[Items from an interface collection]
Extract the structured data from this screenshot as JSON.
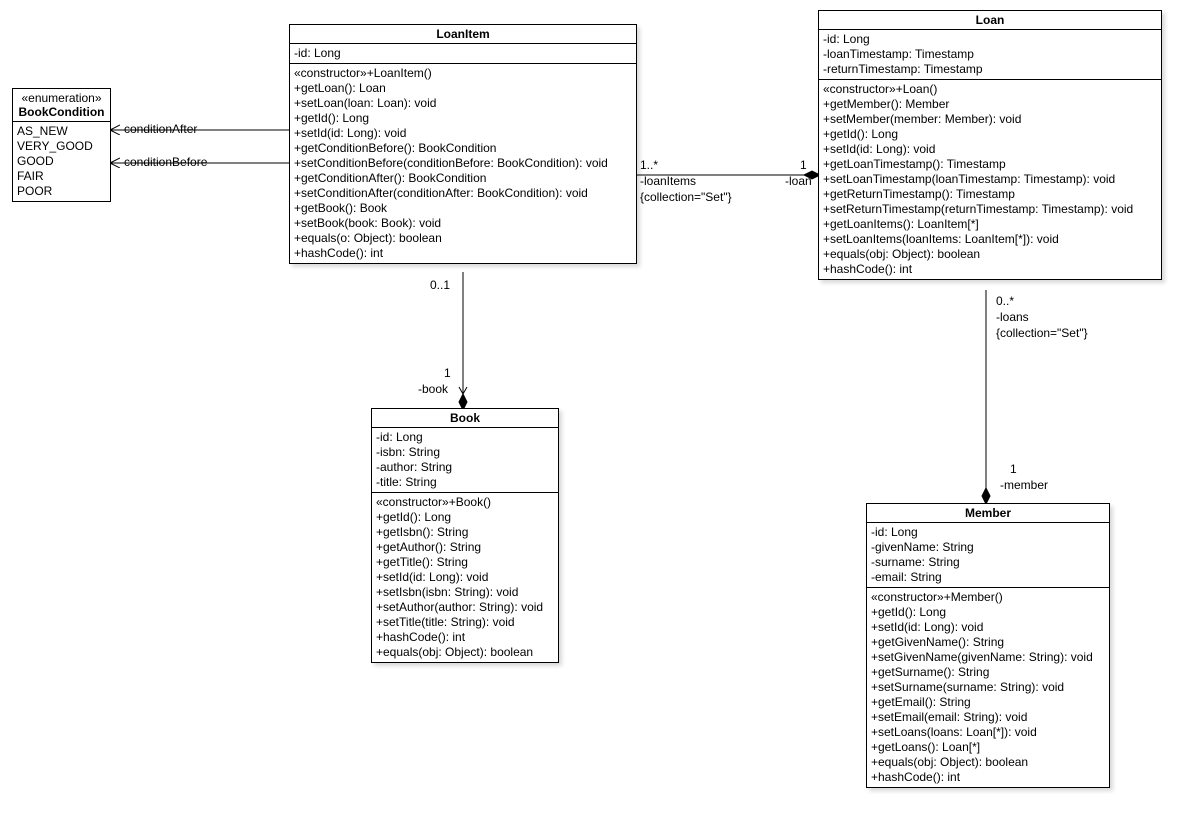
{
  "enum": {
    "stereotype": "«enumeration»",
    "name": "BookCondition",
    "literals": [
      "AS_NEW",
      "VERY_GOOD",
      "GOOD",
      "FAIR",
      "POOR"
    ]
  },
  "loanItem": {
    "name": "LoanItem",
    "attrs": [
      "-id: Long"
    ],
    "ops": [
      "«constructor»+LoanItem()",
      "+getLoan(): Loan",
      "+setLoan(loan: Loan): void",
      "+getId(): Long",
      "+setId(id: Long): void",
      "+getConditionBefore(): BookCondition",
      "+setConditionBefore(conditionBefore: BookCondition): void",
      "+getConditionAfter(): BookCondition",
      "+setConditionAfter(conditionAfter: BookCondition): void",
      "+getBook(): Book",
      "+setBook(book: Book): void",
      "+equals(o: Object): boolean",
      "+hashCode(): int"
    ]
  },
  "loan": {
    "name": "Loan",
    "attrs": [
      "-id: Long",
      "-loanTimestamp: Timestamp",
      "-returnTimestamp: Timestamp"
    ],
    "ops": [
      "«constructor»+Loan()",
      "+getMember(): Member",
      "+setMember(member: Member): void",
      "+getId(): Long",
      "+setId(id: Long): void",
      "+getLoanTimestamp(): Timestamp",
      "+setLoanTimestamp(loanTimestamp: Timestamp): void",
      "+getReturnTimestamp(): Timestamp",
      "+setReturnTimestamp(returnTimestamp: Timestamp): void",
      "+getLoanItems(): LoanItem[*]",
      "+setLoanItems(loanItems: LoanItem[*]): void",
      "+equals(obj: Object): boolean",
      "+hashCode(): int"
    ]
  },
  "book": {
    "name": "Book",
    "attrs": [
      "-id: Long",
      "-isbn: String",
      "-author: String",
      "-title: String"
    ],
    "ops": [
      "«constructor»+Book()",
      "+getId(): Long",
      "+getIsbn(): String",
      "+getAuthor(): String",
      "+getTitle(): String",
      "+setId(id: Long): void",
      "+setIsbn(isbn: String): void",
      "+setAuthor(author: String): void",
      "+setTitle(title: String): void",
      "+hashCode(): int",
      "+equals(obj: Object): boolean"
    ]
  },
  "member": {
    "name": "Member",
    "attrs": [
      "-id: Long",
      "-givenName: String",
      "-surname: String",
      "-email: String"
    ],
    "ops": [
      "«constructor»+Member()",
      "+getId(): Long",
      "+setId(id: Long): void",
      "+getGivenName(): String",
      "+setGivenName(givenName: String): void",
      "+getSurname(): String",
      "+setSurname(surname: String): void",
      "+getEmail(): String",
      "+setEmail(email: String): void",
      "+setLoans(loans: Loan[*]): void",
      "+getLoans(): Loan[*]",
      "+equals(obj: Object): boolean",
      "+hashCode(): int"
    ]
  },
  "assocLabels": {
    "conditionAfter": "-conditionAfter",
    "conditionBefore": "-conditionBefore",
    "loanItems_mult": "1..*",
    "loanItems_role": "-loanItems",
    "loanItems_coll": "{collection=\"Set\"}",
    "loan_mult": "1",
    "loan_role": "-loan",
    "li_book_top": "0..1",
    "li_book_mult": "1",
    "li_book_role": "-book",
    "loans_mult": "0..*",
    "loans_role": "-loans",
    "loans_coll": "{collection=\"Set\"}",
    "member_mult": "1",
    "member_role": "-member"
  }
}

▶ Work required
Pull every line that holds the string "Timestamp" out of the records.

▶ Expected answer
      "-loanTimestamp: Timestamp",
      "-returnTimestamp: Timestamp"
      "+getLoanTimestamp(): Timestamp",
      "+setLoanTimestamp(loanTimestamp: Timestamp): void",
      "+getReturnTimestamp(): Timestamp",
      "+setReturnTimestamp(returnTimestamp: Timestamp): void",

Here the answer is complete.